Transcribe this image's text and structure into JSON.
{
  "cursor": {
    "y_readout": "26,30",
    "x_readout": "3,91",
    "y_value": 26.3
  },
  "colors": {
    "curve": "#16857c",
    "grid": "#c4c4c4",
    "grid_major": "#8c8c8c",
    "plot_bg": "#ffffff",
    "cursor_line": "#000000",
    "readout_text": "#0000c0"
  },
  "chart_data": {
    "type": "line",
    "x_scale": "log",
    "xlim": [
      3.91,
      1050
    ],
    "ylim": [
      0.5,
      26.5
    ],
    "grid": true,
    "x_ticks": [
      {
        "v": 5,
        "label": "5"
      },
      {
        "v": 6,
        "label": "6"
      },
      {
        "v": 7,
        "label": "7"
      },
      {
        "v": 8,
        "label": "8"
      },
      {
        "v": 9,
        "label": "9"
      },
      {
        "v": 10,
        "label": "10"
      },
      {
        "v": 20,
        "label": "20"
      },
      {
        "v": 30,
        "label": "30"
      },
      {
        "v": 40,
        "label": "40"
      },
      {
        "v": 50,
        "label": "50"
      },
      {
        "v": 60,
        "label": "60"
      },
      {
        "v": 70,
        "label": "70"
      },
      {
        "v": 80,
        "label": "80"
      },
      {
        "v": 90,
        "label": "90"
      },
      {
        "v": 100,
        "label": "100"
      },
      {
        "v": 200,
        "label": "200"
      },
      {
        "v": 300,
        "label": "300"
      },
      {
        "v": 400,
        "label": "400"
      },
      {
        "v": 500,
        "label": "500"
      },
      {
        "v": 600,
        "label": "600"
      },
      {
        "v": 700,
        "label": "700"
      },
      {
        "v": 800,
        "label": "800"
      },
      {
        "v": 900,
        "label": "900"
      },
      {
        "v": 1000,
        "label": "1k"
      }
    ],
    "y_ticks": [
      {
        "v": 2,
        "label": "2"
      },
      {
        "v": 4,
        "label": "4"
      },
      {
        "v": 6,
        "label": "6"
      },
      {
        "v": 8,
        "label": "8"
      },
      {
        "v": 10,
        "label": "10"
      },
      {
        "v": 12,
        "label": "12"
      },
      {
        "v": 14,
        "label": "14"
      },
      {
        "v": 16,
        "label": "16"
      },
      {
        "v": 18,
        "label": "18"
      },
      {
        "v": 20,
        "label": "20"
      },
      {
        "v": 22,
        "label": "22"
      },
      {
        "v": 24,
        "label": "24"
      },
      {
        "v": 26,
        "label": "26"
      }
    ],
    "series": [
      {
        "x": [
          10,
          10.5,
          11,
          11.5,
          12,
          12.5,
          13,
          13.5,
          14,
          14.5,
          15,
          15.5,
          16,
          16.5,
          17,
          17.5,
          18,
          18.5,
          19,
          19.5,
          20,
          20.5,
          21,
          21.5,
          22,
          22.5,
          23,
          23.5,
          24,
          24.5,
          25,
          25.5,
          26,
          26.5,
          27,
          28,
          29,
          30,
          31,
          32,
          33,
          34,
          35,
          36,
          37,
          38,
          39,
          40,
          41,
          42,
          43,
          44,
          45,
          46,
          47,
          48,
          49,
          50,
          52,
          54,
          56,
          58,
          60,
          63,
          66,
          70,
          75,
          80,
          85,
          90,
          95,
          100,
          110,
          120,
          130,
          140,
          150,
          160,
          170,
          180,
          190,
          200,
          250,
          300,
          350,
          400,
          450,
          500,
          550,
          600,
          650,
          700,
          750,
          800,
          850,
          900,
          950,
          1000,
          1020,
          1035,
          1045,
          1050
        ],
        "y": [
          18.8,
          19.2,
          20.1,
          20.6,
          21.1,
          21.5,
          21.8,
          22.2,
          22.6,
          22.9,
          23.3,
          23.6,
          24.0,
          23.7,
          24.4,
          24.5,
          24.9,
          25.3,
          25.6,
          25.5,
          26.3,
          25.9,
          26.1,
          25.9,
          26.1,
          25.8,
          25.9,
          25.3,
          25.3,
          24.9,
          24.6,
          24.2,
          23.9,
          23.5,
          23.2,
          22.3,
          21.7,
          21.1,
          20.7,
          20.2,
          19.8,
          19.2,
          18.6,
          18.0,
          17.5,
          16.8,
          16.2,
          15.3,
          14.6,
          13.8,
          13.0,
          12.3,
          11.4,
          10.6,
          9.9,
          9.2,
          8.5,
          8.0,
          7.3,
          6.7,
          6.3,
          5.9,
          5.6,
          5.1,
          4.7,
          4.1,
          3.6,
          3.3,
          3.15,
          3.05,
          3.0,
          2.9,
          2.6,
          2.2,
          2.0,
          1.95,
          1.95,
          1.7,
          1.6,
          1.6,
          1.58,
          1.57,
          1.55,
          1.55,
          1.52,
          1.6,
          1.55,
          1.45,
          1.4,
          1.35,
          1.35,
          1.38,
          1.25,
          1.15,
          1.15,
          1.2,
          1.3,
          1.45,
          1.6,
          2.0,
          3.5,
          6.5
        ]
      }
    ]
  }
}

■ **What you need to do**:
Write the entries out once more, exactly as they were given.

■ **Solution to this exercise**:
Transcribe this image's text and structure into JSON.
{
  "cursor": {
    "y_readout": "26,30",
    "x_readout": "3,91",
    "y_value": 26.3
  },
  "colors": {
    "curve": "#16857c",
    "grid": "#c4c4c4",
    "grid_major": "#8c8c8c",
    "plot_bg": "#ffffff",
    "cursor_line": "#000000",
    "readout_text": "#0000c0"
  },
  "chart_data": {
    "type": "line",
    "x_scale": "log",
    "xlim": [
      3.91,
      1050
    ],
    "ylim": [
      0.5,
      26.5
    ],
    "grid": true,
    "x_ticks": [
      {
        "v": 5,
        "label": "5"
      },
      {
        "v": 6,
        "label": "6"
      },
      {
        "v": 7,
        "label": "7"
      },
      {
        "v": 8,
        "label": "8"
      },
      {
        "v": 9,
        "label": "9"
      },
      {
        "v": 10,
        "label": "10"
      },
      {
        "v": 20,
        "label": "20"
      },
      {
        "v": 30,
        "label": "30"
      },
      {
        "v": 40,
        "label": "40"
      },
      {
        "v": 50,
        "label": "50"
      },
      {
        "v": 60,
        "label": "60"
      },
      {
        "v": 70,
        "label": "70"
      },
      {
        "v": 80,
        "label": "80"
      },
      {
        "v": 90,
        "label": "90"
      },
      {
        "v": 100,
        "label": "100"
      },
      {
        "v": 200,
        "label": "200"
      },
      {
        "v": 300,
        "label": "300"
      },
      {
        "v": 400,
        "label": "400"
      },
      {
        "v": 500,
        "label": "500"
      },
      {
        "v": 600,
        "label": "600"
      },
      {
        "v": 700,
        "label": "700"
      },
      {
        "v": 800,
        "label": "800"
      },
      {
        "v": 900,
        "label": "900"
      },
      {
        "v": 1000,
        "label": "1k"
      }
    ],
    "y_ticks": [
      {
        "v": 2,
        "label": "2"
      },
      {
        "v": 4,
        "label": "4"
      },
      {
        "v": 6,
        "label": "6"
      },
      {
        "v": 8,
        "label": "8"
      },
      {
        "v": 10,
        "label": "10"
      },
      {
        "v": 12,
        "label": "12"
      },
      {
        "v": 14,
        "label": "14"
      },
      {
        "v": 16,
        "label": "16"
      },
      {
        "v": 18,
        "label": "18"
      },
      {
        "v": 20,
        "label": "20"
      },
      {
        "v": 22,
        "label": "22"
      },
      {
        "v": 24,
        "label": "24"
      },
      {
        "v": 26,
        "label": "26"
      }
    ],
    "series": [
      {
        "x": [
          10,
          10.5,
          11,
          11.5,
          12,
          12.5,
          13,
          13.5,
          14,
          14.5,
          15,
          15.5,
          16,
          16.5,
          17,
          17.5,
          18,
          18.5,
          19,
          19.5,
          20,
          20.5,
          21,
          21.5,
          22,
          22.5,
          23,
          23.5,
          24,
          24.5,
          25,
          25.5,
          26,
          26.5,
          27,
          28,
          29,
          30,
          31,
          32,
          33,
          34,
          35,
          36,
          37,
          38,
          39,
          40,
          41,
          42,
          43,
          44,
          45,
          46,
          47,
          48,
          49,
          50,
          52,
          54,
          56,
          58,
          60,
          63,
          66,
          70,
          75,
          80,
          85,
          90,
          95,
          100,
          110,
          120,
          130,
          140,
          150,
          160,
          170,
          180,
          190,
          200,
          250,
          300,
          350,
          400,
          450,
          500,
          550,
          600,
          650,
          700,
          750,
          800,
          850,
          900,
          950,
          1000,
          1020,
          1035,
          1045,
          1050
        ],
        "y": [
          18.8,
          19.2,
          20.1,
          20.6,
          21.1,
          21.5,
          21.8,
          22.2,
          22.6,
          22.9,
          23.3,
          23.6,
          24.0,
          23.7,
          24.4,
          24.5,
          24.9,
          25.3,
          25.6,
          25.5,
          26.3,
          25.9,
          26.1,
          25.9,
          26.1,
          25.8,
          25.9,
          25.3,
          25.3,
          24.9,
          24.6,
          24.2,
          23.9,
          23.5,
          23.2,
          22.3,
          21.7,
          21.1,
          20.7,
          20.2,
          19.8,
          19.2,
          18.6,
          18.0,
          17.5,
          16.8,
          16.2,
          15.3,
          14.6,
          13.8,
          13.0,
          12.3,
          11.4,
          10.6,
          9.9,
          9.2,
          8.5,
          8.0,
          7.3,
          6.7,
          6.3,
          5.9,
          5.6,
          5.1,
          4.7,
          4.1,
          3.6,
          3.3,
          3.15,
          3.05,
          3.0,
          2.9,
          2.6,
          2.2,
          2.0,
          1.95,
          1.95,
          1.7,
          1.6,
          1.6,
          1.58,
          1.57,
          1.55,
          1.55,
          1.52,
          1.6,
          1.55,
          1.45,
          1.4,
          1.35,
          1.35,
          1.38,
          1.25,
          1.15,
          1.15,
          1.2,
          1.3,
          1.45,
          1.6,
          2.0,
          3.5,
          6.5
        ]
      }
    ]
  }
}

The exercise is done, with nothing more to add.